▶ Exercise inputs:
□ □ □ □
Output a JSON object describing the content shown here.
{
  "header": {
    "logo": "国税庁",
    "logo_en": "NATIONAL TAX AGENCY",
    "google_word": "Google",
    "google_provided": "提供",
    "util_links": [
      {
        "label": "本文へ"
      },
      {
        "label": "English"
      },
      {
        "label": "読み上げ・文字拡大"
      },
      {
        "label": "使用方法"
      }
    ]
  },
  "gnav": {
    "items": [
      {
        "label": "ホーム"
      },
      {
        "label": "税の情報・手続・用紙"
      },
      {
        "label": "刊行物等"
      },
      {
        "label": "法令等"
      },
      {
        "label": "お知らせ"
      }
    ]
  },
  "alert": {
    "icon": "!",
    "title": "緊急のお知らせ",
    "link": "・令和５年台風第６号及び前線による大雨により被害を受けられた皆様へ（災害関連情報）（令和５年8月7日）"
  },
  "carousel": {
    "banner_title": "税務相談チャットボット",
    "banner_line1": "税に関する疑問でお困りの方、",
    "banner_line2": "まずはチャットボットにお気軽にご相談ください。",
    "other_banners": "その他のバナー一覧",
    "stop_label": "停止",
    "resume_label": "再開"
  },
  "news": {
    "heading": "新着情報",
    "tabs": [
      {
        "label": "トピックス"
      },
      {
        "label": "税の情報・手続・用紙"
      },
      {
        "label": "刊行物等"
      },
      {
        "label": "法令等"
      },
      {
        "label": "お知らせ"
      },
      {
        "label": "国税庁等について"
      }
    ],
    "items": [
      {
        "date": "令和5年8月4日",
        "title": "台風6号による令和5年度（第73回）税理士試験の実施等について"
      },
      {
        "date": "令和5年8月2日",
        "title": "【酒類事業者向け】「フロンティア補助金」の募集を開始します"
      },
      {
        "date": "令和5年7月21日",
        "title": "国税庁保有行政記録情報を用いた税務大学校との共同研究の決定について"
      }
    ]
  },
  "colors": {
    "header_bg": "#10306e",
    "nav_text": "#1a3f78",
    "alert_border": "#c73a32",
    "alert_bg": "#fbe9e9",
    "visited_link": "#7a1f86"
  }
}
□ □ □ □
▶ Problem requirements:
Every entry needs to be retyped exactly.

▶ Expected output:
Output a JSON object describing the content shown here.
{
  "header": {
    "logo": "国税庁",
    "logo_en": "NATIONAL TAX AGENCY",
    "google_word": "Google",
    "google_provided": "提供",
    "util_links": [
      {
        "label": "本文へ"
      },
      {
        "label": "English"
      },
      {
        "label": "読み上げ・文字拡大"
      },
      {
        "label": "使用方法"
      }
    ]
  },
  "gnav": {
    "items": [
      {
        "label": "ホーム"
      },
      {
        "label": "税の情報・手続・用紙"
      },
      {
        "label": "刊行物等"
      },
      {
        "label": "法令等"
      },
      {
        "label": "お知らせ"
      }
    ]
  },
  "alert": {
    "icon": "!",
    "title": "緊急のお知らせ",
    "link": "・令和５年台風第６号及び前線による大雨により被害を受けられた皆様へ（災害関連情報）（令和５年8月7日）"
  },
  "carousel": {
    "banner_title": "税務相談チャットボット",
    "banner_line1": "税に関する疑問でお困りの方、",
    "banner_line2": "まずはチャットボットにお気軽にご相談ください。",
    "other_banners": "その他のバナー一覧",
    "stop_label": "停止",
    "resume_label": "再開"
  },
  "news": {
    "heading": "新着情報",
    "tabs": [
      {
        "label": "トピックス"
      },
      {
        "label": "税の情報・手続・用紙"
      },
      {
        "label": "刊行物等"
      },
      {
        "label": "法令等"
      },
      {
        "label": "お知らせ"
      },
      {
        "label": "国税庁等について"
      }
    ],
    "items": [
      {
        "date": "令和5年8月4日",
        "title": "台風6号による令和5年度（第73回）税理士試験の実施等について"
      },
      {
        "date": "令和5年8月2日",
        "title": "【酒類事業者向け】「フロンティア補助金」の募集を開始します"
      },
      {
        "date": "令和5年7月21日",
        "title": "国税庁保有行政記録情報を用いた税務大学校との共同研究の決定について"
      }
    ]
  },
  "colors": {
    "header_bg": "#10306e",
    "nav_text": "#1a3f78",
    "alert_border": "#c73a32",
    "alert_bg": "#fbe9e9",
    "visited_link": "#7a1f86"
  }
}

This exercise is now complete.